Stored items
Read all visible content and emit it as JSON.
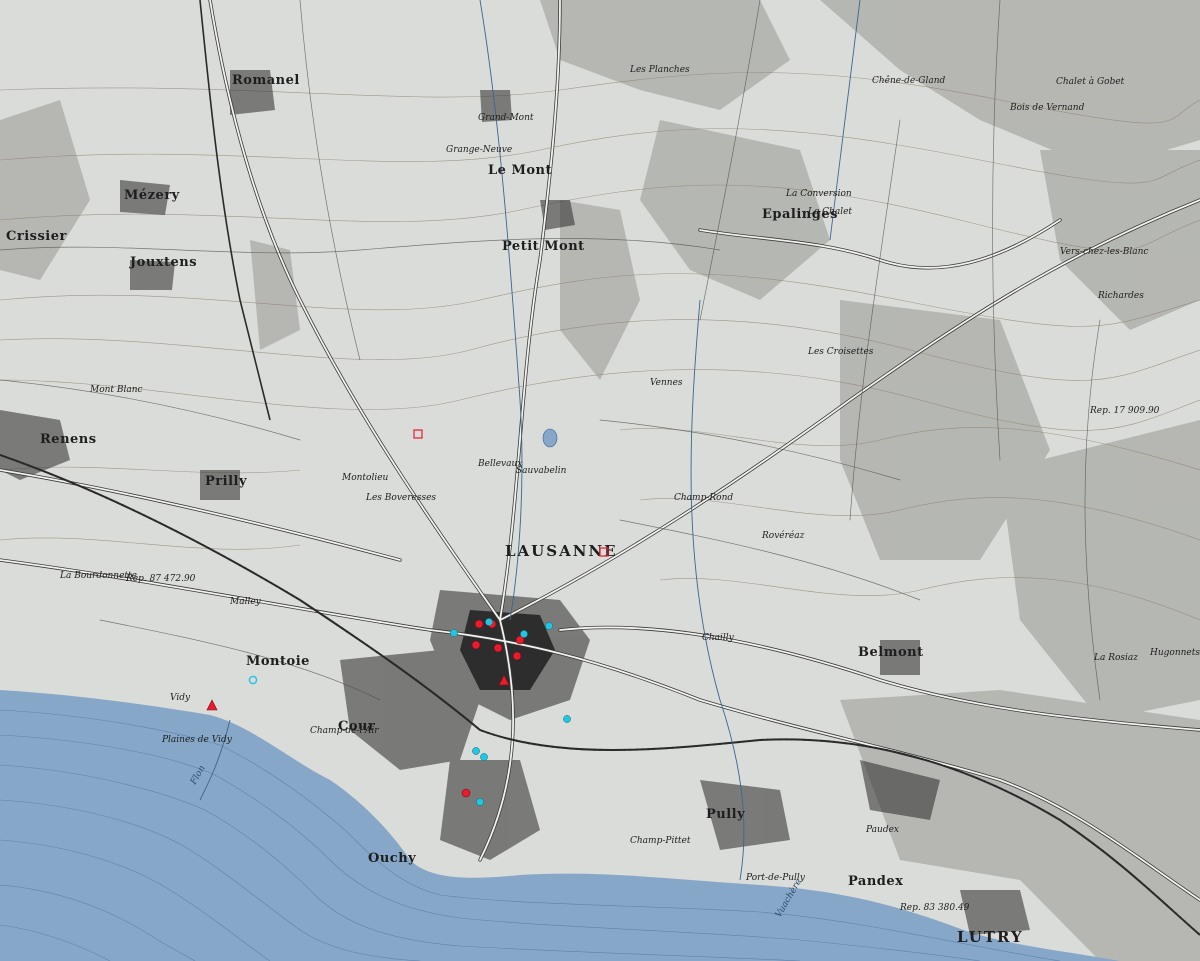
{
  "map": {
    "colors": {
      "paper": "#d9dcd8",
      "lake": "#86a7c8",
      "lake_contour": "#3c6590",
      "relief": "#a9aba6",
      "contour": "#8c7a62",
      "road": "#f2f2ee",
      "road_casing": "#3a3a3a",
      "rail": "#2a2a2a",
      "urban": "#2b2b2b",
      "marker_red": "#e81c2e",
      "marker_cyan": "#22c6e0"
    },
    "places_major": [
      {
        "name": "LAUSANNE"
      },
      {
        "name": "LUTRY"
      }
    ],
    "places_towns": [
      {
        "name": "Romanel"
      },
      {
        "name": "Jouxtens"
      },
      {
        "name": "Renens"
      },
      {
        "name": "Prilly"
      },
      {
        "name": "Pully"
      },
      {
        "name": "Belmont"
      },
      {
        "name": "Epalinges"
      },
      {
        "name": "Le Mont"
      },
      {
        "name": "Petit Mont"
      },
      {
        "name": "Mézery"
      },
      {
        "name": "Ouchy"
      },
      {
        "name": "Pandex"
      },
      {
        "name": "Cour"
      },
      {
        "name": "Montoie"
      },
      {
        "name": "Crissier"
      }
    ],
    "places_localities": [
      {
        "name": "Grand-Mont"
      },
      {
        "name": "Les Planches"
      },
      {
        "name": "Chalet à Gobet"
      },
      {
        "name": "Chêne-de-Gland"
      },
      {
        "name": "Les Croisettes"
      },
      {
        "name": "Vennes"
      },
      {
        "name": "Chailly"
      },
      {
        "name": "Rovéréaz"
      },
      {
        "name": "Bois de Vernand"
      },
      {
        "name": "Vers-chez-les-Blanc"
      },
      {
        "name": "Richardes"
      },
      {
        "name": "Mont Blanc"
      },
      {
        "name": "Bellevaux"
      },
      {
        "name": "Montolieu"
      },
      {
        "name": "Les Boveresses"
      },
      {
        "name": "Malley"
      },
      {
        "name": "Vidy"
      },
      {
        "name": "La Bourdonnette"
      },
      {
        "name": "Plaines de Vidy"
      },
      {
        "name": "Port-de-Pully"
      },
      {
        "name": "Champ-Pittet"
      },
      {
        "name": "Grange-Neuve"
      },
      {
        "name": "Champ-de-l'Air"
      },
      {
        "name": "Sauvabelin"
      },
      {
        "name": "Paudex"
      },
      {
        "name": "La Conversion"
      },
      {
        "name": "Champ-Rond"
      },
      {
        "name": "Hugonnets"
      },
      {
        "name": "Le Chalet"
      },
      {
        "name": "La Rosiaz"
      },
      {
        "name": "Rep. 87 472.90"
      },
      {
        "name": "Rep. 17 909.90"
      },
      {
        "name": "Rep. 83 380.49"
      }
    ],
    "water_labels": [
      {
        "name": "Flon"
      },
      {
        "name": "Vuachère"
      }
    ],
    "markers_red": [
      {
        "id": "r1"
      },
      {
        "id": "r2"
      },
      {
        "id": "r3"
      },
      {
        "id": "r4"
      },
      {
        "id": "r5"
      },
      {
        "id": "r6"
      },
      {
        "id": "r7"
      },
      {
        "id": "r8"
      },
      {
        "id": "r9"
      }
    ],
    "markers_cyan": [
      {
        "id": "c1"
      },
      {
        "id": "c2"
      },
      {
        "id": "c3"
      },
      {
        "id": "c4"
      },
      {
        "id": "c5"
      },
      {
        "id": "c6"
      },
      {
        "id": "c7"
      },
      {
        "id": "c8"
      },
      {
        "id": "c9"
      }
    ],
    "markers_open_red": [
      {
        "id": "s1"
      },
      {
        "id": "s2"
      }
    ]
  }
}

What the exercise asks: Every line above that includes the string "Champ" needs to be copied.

Finished exercise:
        "name": "Champ-Pittet"
        "name": "Champ-de-l'Air"
        "name": "Champ-Rond"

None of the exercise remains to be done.